The simple-and-good mentality extends to the food program as well. They're focused on old-fashioned and traditional recipes, from the pastries to the meatballs. And while they're not trying to reinvent the Swedish classics, they would be remiss if they didn't let their talented staff add their own personal touch, which has resulted in a number of accolades, most recently from the chocolates that won three gold and two silver medals at the 2014 International Chocolate Awards to Executive Pastry Chef/Baker Robert Tell being included in Dessert Professional's list of the top 10 bread bakers in North America.
Where the simplicity ends is the sheer volume of offerings: coffee, sandwiches, pastries, confections, protein bars, jams, and even bottled water from Pennsylvania. The ingredients lists on them are certainly short, but the number of times you can enter a FIKA without consuming the same thing twice surpasses most coffee retailers.

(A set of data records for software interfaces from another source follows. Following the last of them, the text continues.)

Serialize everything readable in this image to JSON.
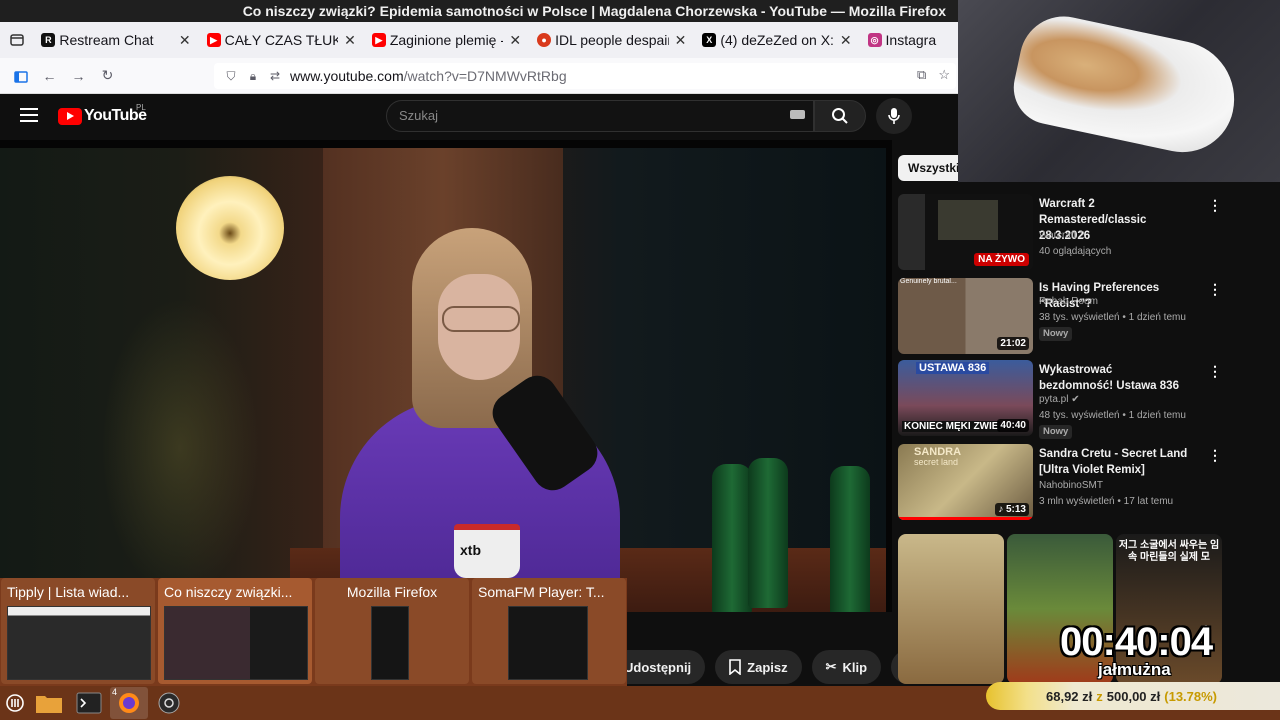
{
  "window": {
    "title": "Co niszczy związki? Epidemia samotności w Polsce | Magdalena Chorzewska - YouTube — Mozilla Firefox"
  },
  "tabs": [
    {
      "label": "Restream Chat",
      "color": "#111111",
      "glyph": "R"
    },
    {
      "label": "CAŁY CZAS TŁUKŁO",
      "color": "#ff0000",
      "glyph": "▶"
    },
    {
      "label": "Zaginione plemię -",
      "color": "#ff0000",
      "glyph": "▶"
    },
    {
      "label": "IDL people despair",
      "color": "#d93a1c",
      "glyph": "●"
    },
    {
      "label": "(4) deZeZed on X: \"",
      "color": "#000000",
      "glyph": "X"
    },
    {
      "label": "Instagra",
      "color": "#c13584",
      "glyph": "◎"
    }
  ],
  "url": {
    "host": "www.youtube.com",
    "path": "/watch?v=D7NMWvRtRbg"
  },
  "youtube": {
    "logo_text": "YouTube",
    "region": "PL",
    "search_placeholder": "Szukaj"
  },
  "video": {
    "mug_brand": "xtb"
  },
  "actions": {
    "share": "Udostępnij",
    "save": "Zapisz",
    "clip": "Klip"
  },
  "sidebar": {
    "chip_all": "Wszystkie",
    "recommendations": [
      {
        "title": "Warcraft 2 Remastered/classic 28.3.2026",
        "channel": "Warcraft 2",
        "meta": "40 oglądających",
        "live": "NA ŻYWO",
        "new": "",
        "duration": "",
        "verified": false
      },
      {
        "title": "Is Having Preferences “Racist”?",
        "channel": "Rehab Room",
        "meta": "38 tys. wyświetleń • 1 dzień temu",
        "live": "",
        "new": "Nowy",
        "duration": "21:02",
        "thumb_caption": "Genuinely brutal...",
        "verified": false
      },
      {
        "title": "Wykastrować bezdomność! Ustawa 836",
        "channel": "pyta.pl",
        "meta": "48 tys. wyświetleń • 1 dzień temu",
        "live": "",
        "new": "Nowy",
        "duration": "40:40",
        "thumb_caption": "USTAWA 836",
        "thumb_caption2": "KONIEC MĘKI ZWIE",
        "verified": true
      },
      {
        "title": "Sandra Cretu - Secret Land [Ultra Violet Remix]",
        "channel": "NahobinoSMT",
        "meta": "3 mln wyświetleń • 17 lat temu",
        "live": "",
        "new": "",
        "duration": "♪ 5:13",
        "thumb_caption": "SANDRA",
        "thumb_caption2": "secret land",
        "verified": false
      }
    ],
    "short_caption": "저그 소굴에서 싸우는 임 속 마린들의 실제 모"
  },
  "timer": {
    "value": "00:40:04",
    "label": "jałmużna"
  },
  "donation": {
    "current": "68,92 zł",
    "separator": "z",
    "goal": "500,00 zł",
    "percent": "(13.78%)"
  },
  "previews": [
    {
      "title": "Tipply | Lista wiad..."
    },
    {
      "title": "Co niszczy związki..."
    },
    {
      "title": "Mozilla Firefox"
    },
    {
      "title": "SomaFM Player: T..."
    }
  ],
  "taskbar": {
    "firefox_badge": "4"
  }
}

To say Åkerlund is hands-on is an understatement. He literally worked on construction for the first eight cafes. And he's more than capable in that regard; he saved up enough to open the first FIKA by personally flipping properties in Sweden. Growth has allowed him to step away from fabrication to focus on cafe operations while still designing the stores. And just like the cafes themselves, the design is a blend of Swedish and American elements. The furniture comes from the Swedish firm Johanson Design, for whom his shops serve as a showroom of sorts. Woodworking is done to his specifications in the Bronx, and marble fabrication is done in Brooklyn. The result is a clean and crisp Scandinavian feel of industrial utility that's broken up and softened with organic shapes and a few brightly colored elements. The continuity of menu and design spans all of the shops—from the oversized black-and-white photos to the white Synesso Cyncra espresso machines, Compak grinders, and FETCO batch brewers.
Despite the success, Åkerlund insists his mission is not profit-driven. He just wants to be great—the best, actually. And for him, this means conscientious sourcing and relationships with farmers. It means roasting locally. It means getting the best ingredients. When the recession hit, Åkerlund made a concerted effort to move as many of his purchases to be American-made as were possible. He also makes every effort to be as environmentally friendly; even some of the furniture is made from recycled materials. And he likes to give back and gets excited about non-profit activity in the US, working with the Go Campaign charity.
Åkerlund likes to refer to FIKA the cafe as “Born in Sweden and raised in America.” As a thank you for helping raise her, Åkerlund is imploring us to treat ourselves to a fika: to take a break, meet face-to-face, drink some unpretentious coffee, eat some quality food, and have some award-winning chocolate.